IT giant Microsoft has been closely tracking advances in technologies over the last few years, with kiosks to register, portals that track patient health history, and texts reminds about upcoming appointments. These changes have made a difference in the way patients now interact with healthcare providers.
But there are more changes, not on the horizon, but right now. It is estimated as many as 50 billion medical devices will connect to clinicians, health systems, patients, and to each other.
Imagine if a patient is having periodic symptoms of irregular heartbeats, an all too common medical disorder known as an arrhythmia. If persistent, an arrhythmia can cause blood to clot in the heart, significantly increasing the risk of a heart attack or stroke. If caught early, a clot or blockage can be contained or cleared away and stent can be put in to keep blood flowing normally.
In the US, more than 1.8 million stents are implanted annually, along with countless other preventative cardiac procedures to treat the 28.2 million US adults with diagnosed heart disease. Following any cardiac related procedure, a patient is typically counseled about the importance of exercise and nutrition then sent home. Post procedure, it’s common to be concerned about another cardiac related event in the immediate days following discharge, but what if the patient could be proactive, as well as reactive, to cardiac disease?
Peerbridge Health, a New York-based remote patient monitoring company has developed the Peerbridge Cor, a multi-channel wearable electrocardiogram (ECG) to better assist physicians and their patients detect and treat irregular heart activity, expeditiously. Prescribed by a cardiologist, the Cor is an elegant wearable worn 24 hours a day for up to 7 days with the ability to record every single heartbeat.
In the event of abnormal cardiac activity, the patient can transmit select ECG activity to the prescribing physician’s care team for analysis at the press of a button. This continuous recording with transmitted events provides an unparalleled “window” into the patient’s heart activity as they go about their daily activities. Finally, an ECG monitoring solution providing critical data transmission patient’s expect with modern medicine.
Frustrated by all the wires in the hospital, Peerbridge Health was founded by Dr. Angelo Acquista when he was caring for his father in the ECU in 2006. Instead of getting up and walking around, his father was covered in wires and sensors unable to move, like most cardiac patients. Shortly after this experience, Dr. Acquista started Peerbridge Health, determined to change how this chronic disease is managed. Peerbridge is at present a manufacturer of the Peerbridge Cor, the smallest and lightest FDA-cleared, multi-channel, wireless ECG.

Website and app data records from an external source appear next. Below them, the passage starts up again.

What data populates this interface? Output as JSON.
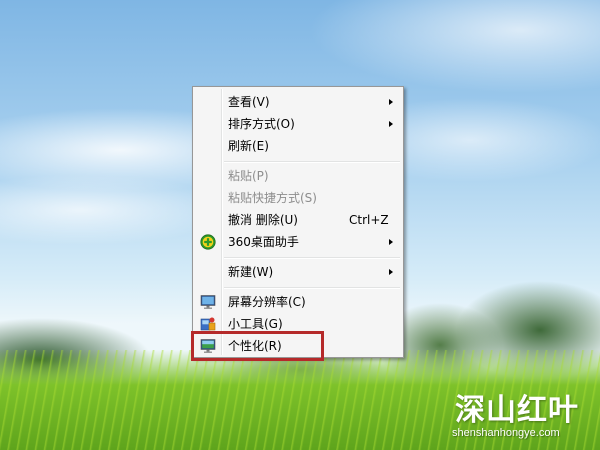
{
  "context_menu": {
    "items": [
      {
        "label": "查看(V)"
      },
      {
        "label": "排序方式(O)"
      },
      {
        "label": "刷新(E)"
      },
      {
        "label": "粘贴(P)"
      },
      {
        "label": "粘贴快捷方式(S)"
      },
      {
        "label": "撤消 删除(U)",
        "shortcut": "Ctrl+Z"
      },
      {
        "label": "360桌面助手",
        "icon": "360-plus-icon"
      },
      {
        "label": "新建(W)"
      },
      {
        "label": "屏幕分辨率(C)",
        "icon": "monitor-icon"
      },
      {
        "label": "小工具(G)",
        "icon": "gadgets-icon"
      },
      {
        "label": "个性化(R)",
        "icon": "personalize-icon"
      }
    ],
    "highlighted_item": "个性化(R)",
    "highlight_color": "#b52a2a"
  },
  "watermark": {
    "title": "深山红叶",
    "url": "shenshanhongye.com"
  }
}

The Peerbridge team selected Microsoft’s Azure IoT platform for their cardiac monitor because they, “saw the Microsoft IoT platform as being a foundational ingredient to help them grow and scale.” Peerbridge CEO, Adrian Gilmore states, “Azure IoT not only provides the secure data stream that is needed to monitor patients, it also offers cloud tools enabling us to present data in formats physicians expect, making the entire system a real revolution in cardiac care.”
He continued, “Our engagement at the Microsoft AI and IoT Insider Lab, was the perfect opportunity for us to sharpen our team’s digital strategy, ensuring we optimize the company’s cloud architecture, and take full advantage of the variety of data services Microsoft offers.”
Another company, Sensoria Health, a Seattle-based company, has taken on the problem of diabetes-related amputations. The statistics from the American Podiatric Medical Association are staggering with over 400 million people globally having diabetes; 32 million people in the US have diabetes, costing more than $327 billion; a lower limb is lost to diabetes every 20 seconds, with an estimated cost of about $20 billion.
The typical progression to the amputation of a toe, foot, or more, always begins with a foot ulcer. The team at Sensoria asked themselves, “What can be done to expedite the healing of foot wounds to avoid amputations?” In response, Sensoria joined forces Optima to develop the Motus Smart powered by Sensoria. It combines Sensoria Core technologies, together with the clinically-tested Optima Molliter Offloading System, to take the pressure off the area of ulceration to improve blood circulation which is a critical factor to improve chance of healing.
Originally unveiled at the Consumer Electronics show last year, the Motus Smart, leverages Sensoria Core to monitor activity and compliance, and is a clinically-proven and viable alternative to a total contact cast, and non-removable cam boot.
The Sensoria sensors work with a real-time app and alert system and an Azure based dashboard to inform patients, caregivers, and clinicians of non-compliant patients, allowing for easy and immediate intervention. The expensive and uncomfortable cast finally has an IoT, viable, and clinically-proven alternative with Motus Smart.
Sensoria choose Microsoft’s Azure IoT platform for their patient monitoring devices due to the richness of the development tools and already knowing how to use them; openness of the platform and ability to use open source; and Microsoft’s understanding and command of the enterprise market segment. Furthermore, Sensoria is using the Microsoft cloud and the Azure IoT platform to build a connected medical device platform, as they continue to develop new patient monitoring devices, like their smart sock v2.0 and Sensoria Core, that drive improved outcomes for a variety of conditions.